Could you copy every entry exactly, with nothing changed?

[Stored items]
[Start of Attachment]

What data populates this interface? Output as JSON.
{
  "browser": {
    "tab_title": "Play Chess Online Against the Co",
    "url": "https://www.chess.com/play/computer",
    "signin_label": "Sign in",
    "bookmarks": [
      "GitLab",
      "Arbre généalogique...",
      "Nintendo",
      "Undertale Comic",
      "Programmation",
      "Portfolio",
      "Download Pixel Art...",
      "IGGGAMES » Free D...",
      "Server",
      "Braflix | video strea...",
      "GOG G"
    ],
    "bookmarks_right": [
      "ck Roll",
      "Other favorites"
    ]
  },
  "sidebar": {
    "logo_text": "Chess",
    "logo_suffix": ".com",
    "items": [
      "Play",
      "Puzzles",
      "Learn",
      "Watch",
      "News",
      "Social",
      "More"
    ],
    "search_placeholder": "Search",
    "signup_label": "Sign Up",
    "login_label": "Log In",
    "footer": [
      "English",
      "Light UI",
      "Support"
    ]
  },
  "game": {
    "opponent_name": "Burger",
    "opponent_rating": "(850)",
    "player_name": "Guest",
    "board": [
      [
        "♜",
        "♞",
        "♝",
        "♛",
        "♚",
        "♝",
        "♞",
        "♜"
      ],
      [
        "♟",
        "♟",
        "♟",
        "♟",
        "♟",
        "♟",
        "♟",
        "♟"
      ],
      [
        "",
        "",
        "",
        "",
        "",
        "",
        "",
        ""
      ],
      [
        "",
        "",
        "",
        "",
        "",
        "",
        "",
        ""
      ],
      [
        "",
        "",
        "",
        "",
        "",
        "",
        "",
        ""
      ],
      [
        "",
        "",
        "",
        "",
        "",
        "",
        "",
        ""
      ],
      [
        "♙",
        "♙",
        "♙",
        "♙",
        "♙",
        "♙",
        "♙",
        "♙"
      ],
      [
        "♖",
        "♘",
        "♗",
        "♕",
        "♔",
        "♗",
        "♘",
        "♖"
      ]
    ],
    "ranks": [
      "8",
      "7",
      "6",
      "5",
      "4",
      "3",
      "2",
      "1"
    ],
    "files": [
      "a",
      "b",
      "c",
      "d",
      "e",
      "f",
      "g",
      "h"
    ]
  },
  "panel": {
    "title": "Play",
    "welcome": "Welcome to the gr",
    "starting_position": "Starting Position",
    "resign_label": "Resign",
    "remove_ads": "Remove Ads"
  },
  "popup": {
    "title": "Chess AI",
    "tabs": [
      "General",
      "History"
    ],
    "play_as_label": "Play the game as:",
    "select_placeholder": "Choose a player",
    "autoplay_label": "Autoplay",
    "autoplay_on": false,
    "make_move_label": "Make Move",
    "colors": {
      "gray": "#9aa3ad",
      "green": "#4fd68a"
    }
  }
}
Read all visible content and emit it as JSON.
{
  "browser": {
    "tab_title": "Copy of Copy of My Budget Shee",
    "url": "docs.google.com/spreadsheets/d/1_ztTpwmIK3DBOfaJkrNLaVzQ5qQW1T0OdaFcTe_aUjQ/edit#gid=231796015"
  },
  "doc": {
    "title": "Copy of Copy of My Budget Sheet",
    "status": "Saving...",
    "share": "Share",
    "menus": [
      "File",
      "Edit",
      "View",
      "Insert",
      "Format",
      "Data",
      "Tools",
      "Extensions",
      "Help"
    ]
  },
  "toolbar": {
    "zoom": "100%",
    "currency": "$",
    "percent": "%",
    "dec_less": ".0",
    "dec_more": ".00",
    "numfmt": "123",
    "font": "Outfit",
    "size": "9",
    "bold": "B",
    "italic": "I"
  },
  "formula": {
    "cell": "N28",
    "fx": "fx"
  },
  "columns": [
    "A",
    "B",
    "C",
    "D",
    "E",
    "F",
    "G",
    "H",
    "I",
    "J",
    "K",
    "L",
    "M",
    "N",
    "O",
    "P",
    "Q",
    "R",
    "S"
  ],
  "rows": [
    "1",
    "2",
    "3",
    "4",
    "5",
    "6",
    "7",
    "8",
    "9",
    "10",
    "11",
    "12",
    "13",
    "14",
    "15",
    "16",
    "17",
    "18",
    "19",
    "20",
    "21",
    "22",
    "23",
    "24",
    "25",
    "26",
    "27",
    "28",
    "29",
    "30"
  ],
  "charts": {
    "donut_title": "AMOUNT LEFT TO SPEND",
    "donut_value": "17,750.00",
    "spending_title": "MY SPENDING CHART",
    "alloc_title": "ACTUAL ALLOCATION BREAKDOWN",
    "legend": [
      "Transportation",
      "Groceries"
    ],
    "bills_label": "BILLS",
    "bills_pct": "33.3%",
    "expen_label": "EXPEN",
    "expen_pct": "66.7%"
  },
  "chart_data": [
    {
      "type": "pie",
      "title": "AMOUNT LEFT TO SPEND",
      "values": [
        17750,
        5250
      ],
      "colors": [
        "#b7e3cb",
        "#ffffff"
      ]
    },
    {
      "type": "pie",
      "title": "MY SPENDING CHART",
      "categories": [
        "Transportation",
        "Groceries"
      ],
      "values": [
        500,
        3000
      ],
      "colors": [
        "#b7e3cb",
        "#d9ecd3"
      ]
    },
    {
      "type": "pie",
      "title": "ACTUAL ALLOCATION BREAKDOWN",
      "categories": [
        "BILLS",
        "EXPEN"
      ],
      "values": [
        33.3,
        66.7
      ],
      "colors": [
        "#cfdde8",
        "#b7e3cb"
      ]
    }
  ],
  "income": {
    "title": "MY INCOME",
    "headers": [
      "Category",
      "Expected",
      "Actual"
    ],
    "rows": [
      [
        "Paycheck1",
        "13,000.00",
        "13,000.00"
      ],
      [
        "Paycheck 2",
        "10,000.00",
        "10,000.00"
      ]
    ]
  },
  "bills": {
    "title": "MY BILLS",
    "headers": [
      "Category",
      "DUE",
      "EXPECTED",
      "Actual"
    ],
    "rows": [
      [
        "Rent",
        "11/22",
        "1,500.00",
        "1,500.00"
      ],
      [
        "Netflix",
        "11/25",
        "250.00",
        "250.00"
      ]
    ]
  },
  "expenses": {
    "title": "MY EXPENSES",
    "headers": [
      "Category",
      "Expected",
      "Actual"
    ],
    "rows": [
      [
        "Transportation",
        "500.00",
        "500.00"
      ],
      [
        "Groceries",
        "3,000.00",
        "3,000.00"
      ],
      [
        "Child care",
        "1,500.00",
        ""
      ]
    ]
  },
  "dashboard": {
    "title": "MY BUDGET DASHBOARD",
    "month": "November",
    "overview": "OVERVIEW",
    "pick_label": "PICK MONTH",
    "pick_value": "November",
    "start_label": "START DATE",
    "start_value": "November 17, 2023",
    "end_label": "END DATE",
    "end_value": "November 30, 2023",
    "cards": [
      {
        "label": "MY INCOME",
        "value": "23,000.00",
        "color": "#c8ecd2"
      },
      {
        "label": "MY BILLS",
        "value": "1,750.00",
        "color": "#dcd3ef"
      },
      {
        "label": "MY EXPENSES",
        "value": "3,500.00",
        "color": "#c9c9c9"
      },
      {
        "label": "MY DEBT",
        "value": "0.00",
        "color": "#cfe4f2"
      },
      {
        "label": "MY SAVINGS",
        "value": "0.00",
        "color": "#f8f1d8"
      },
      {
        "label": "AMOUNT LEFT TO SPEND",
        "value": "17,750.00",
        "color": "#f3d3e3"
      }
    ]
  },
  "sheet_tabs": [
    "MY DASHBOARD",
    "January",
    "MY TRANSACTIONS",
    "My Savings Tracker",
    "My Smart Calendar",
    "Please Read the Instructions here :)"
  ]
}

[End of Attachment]

* Answer *
What data populates this interface? Output as JSON.
{
  "browser": {
    "tab_title": "Play Chess Online Against the Co",
    "url": "https://www.chess.com/play/computer",
    "signin_label": "Sign in",
    "bookmarks": [
      "GitLab",
      "Arbre généalogique...",
      "Nintendo",
      "Undertale Comic",
      "Programmation",
      "Portfolio",
      "Download Pixel Art...",
      "IGGGAMES » Free D...",
      "Server",
      "Braflix | video strea...",
      "GOG G"
    ],
    "bookmarks_right": [
      "ck Roll",
      "Other favorites"
    ]
  },
  "sidebar": {
    "logo_text": "Chess",
    "logo_suffix": ".com",
    "items": [
      "Play",
      "Puzzles",
      "Learn",
      "Watch",
      "News",
      "Social",
      "More"
    ],
    "search_placeholder": "Search",
    "signup_label": "Sign Up",
    "login_label": "Log In",
    "footer": [
      "English",
      "Light UI",
      "Support"
    ]
  },
  "game": {
    "opponent_name": "Burger",
    "opponent_rating": "(850)",
    "player_name": "Guest",
    "board": [
      [
        "♜",
        "♞",
        "♝",
        "♛",
        "♚",
        "♝",
        "♞",
        "♜"
      ],
      [
        "♟",
        "♟",
        "♟",
        "♟",
        "♟",
        "♟",
        "♟",
        "♟"
      ],
      [
        "",
        "",
        "",
        "",
        "",
        "",
        "",
        ""
      ],
      [
        "",
        "",
        "",
        "",
        "",
        "",
        "",
        ""
      ],
      [
        "",
        "",
        "",
        "",
        "",
        "",
        "",
        ""
      ],
      [
        "",
        "",
        "",
        "",
        "",
        "",
        "",
        ""
      ],
      [
        "♙",
        "♙",
        "♙",
        "♙",
        "♙",
        "♙",
        "♙",
        "♙"
      ],
      [
        "♖",
        "♘",
        "♗",
        "♕",
        "♔",
        "♗",
        "♘",
        "♖"
      ]
    ],
    "ranks": [
      "8",
      "7",
      "6",
      "5",
      "4",
      "3",
      "2",
      "1"
    ],
    "files": [
      "a",
      "b",
      "c",
      "d",
      "e",
      "f",
      "g",
      "h"
    ]
  },
  "panel": {
    "title": "Play",
    "welcome": "Welcome to the gr",
    "starting_position": "Starting Position",
    "resign_label": "Resign",
    "remove_ads": "Remove Ads"
  },
  "popup": {
    "title": "Chess AI",
    "tabs": [
      "General",
      "History"
    ],
    "play_as_label": "Play the game as:",
    "select_placeholder": "Choose a player",
    "autoplay_label": "Autoplay",
    "autoplay_on": false,
    "make_move_label": "Make Move",
    "colors": {
      "gray": "#9aa3ad",
      "green": "#4fd68a"
    }
  }
}
Read all visible content and emit it as JSON.
{
  "browser": {
    "tab_title": "Copy of Copy of My Budget Shee",
    "url": "docs.google.com/spreadsheets/d/1_ztTpwmIK3DBOfaJkrNLaVzQ5qQW1T0OdaFcTe_aUjQ/edit#gid=231796015"
  },
  "doc": {
    "title": "Copy of Copy of My Budget Sheet",
    "status": "Saving...",
    "share": "Share",
    "menus": [
      "File",
      "Edit",
      "View",
      "Insert",
      "Format",
      "Data",
      "Tools",
      "Extensions",
      "Help"
    ]
  },
  "toolbar": {
    "zoom": "100%",
    "currency": "$",
    "percent": "%",
    "dec_less": ".0",
    "dec_more": ".00",
    "numfmt": "123",
    "font": "Outfit",
    "size": "9",
    "bold": "B",
    "italic": "I"
  },
  "formula": {
    "cell": "N28",
    "fx": "fx"
  },
  "columns": [
    "A",
    "B",
    "C",
    "D",
    "E",
    "F",
    "G",
    "H",
    "I",
    "J",
    "K",
    "L",
    "M",
    "N",
    "O",
    "P",
    "Q",
    "R",
    "S"
  ],
  "rows": [
    "1",
    "2",
    "3",
    "4",
    "5",
    "6",
    "7",
    "8",
    "9",
    "10",
    "11",
    "12",
    "13",
    "14",
    "15",
    "16",
    "17",
    "18",
    "19",
    "20",
    "21",
    "22",
    "23",
    "24",
    "25",
    "26",
    "27",
    "28",
    "29",
    "30"
  ],
  "charts": {
    "donut_title": "AMOUNT LEFT TO SPEND",
    "donut_value": "17,750.00",
    "spending_title": "MY SPENDING CHART",
    "alloc_title": "ACTUAL ALLOCATION BREAKDOWN",
    "legend": [
      "Transportation",
      "Groceries"
    ],
    "bills_label": "BILLS",
    "bills_pct": "33.3%",
    "expen_label": "EXPEN",
    "expen_pct": "66.7%"
  },
  "chart_data": [
    {
      "type": "pie",
      "title": "AMOUNT LEFT TO SPEND",
      "values": [
        17750,
        5250
      ],
      "colors": [
        "#b7e3cb",
        "#ffffff"
      ]
    },
    {
      "type": "pie",
      "title": "MY SPENDING CHART",
      "categories": [
        "Transportation",
        "Groceries"
      ],
      "values": [
        500,
        3000
      ],
      "colors": [
        "#b7e3cb",
        "#d9ecd3"
      ]
    },
    {
      "type": "pie",
      "title": "ACTUAL ALLOCATION BREAKDOWN",
      "categories": [
        "BILLS",
        "EXPEN"
      ],
      "values": [
        33.3,
        66.7
      ],
      "colors": [
        "#cfdde8",
        "#b7e3cb"
      ]
    }
  ],
  "income": {
    "title": "MY INCOME",
    "headers": [
      "Category",
      "Expected",
      "Actual"
    ],
    "rows": [
      [
        "Paycheck1",
        "13,000.00",
        "13,000.00"
      ],
      [
        "Paycheck 2",
        "10,000.00",
        "10,000.00"
      ]
    ]
  },
  "bills": {
    "title": "MY BILLS",
    "headers": [
      "Category",
      "DUE",
      "EXPECTED",
      "Actual"
    ],
    "rows": [
      [
        "Rent",
        "11/22",
        "1,500.00",
        "1,500.00"
      ],
      [
        "Netflix",
        "11/25",
        "250.00",
        "250.00"
      ]
    ]
  },
  "expenses": {
    "title": "MY EXPENSES",
    "headers": [
      "Category",
      "Expected",
      "Actual"
    ],
    "rows": [
      [
        "Transportation",
        "500.00",
        "500.00"
      ],
      [
        "Groceries",
        "3,000.00",
        "3,000.00"
      ],
      [
        "Child care",
        "1,500.00",
        ""
      ]
    ]
  },
  "dashboard": {
    "title": "MY BUDGET DASHBOARD",
    "month": "November",
    "overview": "OVERVIEW",
    "pick_label": "PICK MONTH",
    "pick_value": "November",
    "start_label": "START DATE",
    "start_value": "November 17, 2023",
    "end_label": "END DATE",
    "end_value": "November 30, 2023",
    "cards": [
      {
        "label": "MY INCOME",
        "value": "23,000.00",
        "color": "#c8ecd2"
      },
      {
        "label": "MY BILLS",
        "value": "1,750.00",
        "color": "#dcd3ef"
      },
      {
        "label": "MY EXPENSES",
        "value": "3,500.00",
        "color": "#c9c9c9"
      },
      {
        "label": "MY DEBT",
        "value": "0.00",
        "color": "#cfe4f2"
      },
      {
        "label": "MY SAVINGS",
        "value": "0.00",
        "color": "#f8f1d8"
      },
      {
        "label": "AMOUNT LEFT TO SPEND",
        "value": "17,750.00",
        "color": "#f3d3e3"
      }
    ]
  },
  "sheet_tabs": [
    "MY DASHBOARD",
    "January",
    "MY TRANSACTIONS",
    "My Savings Tracker",
    "My Smart Calendar",
    "Please Read the Instructions here :)"
  ]
}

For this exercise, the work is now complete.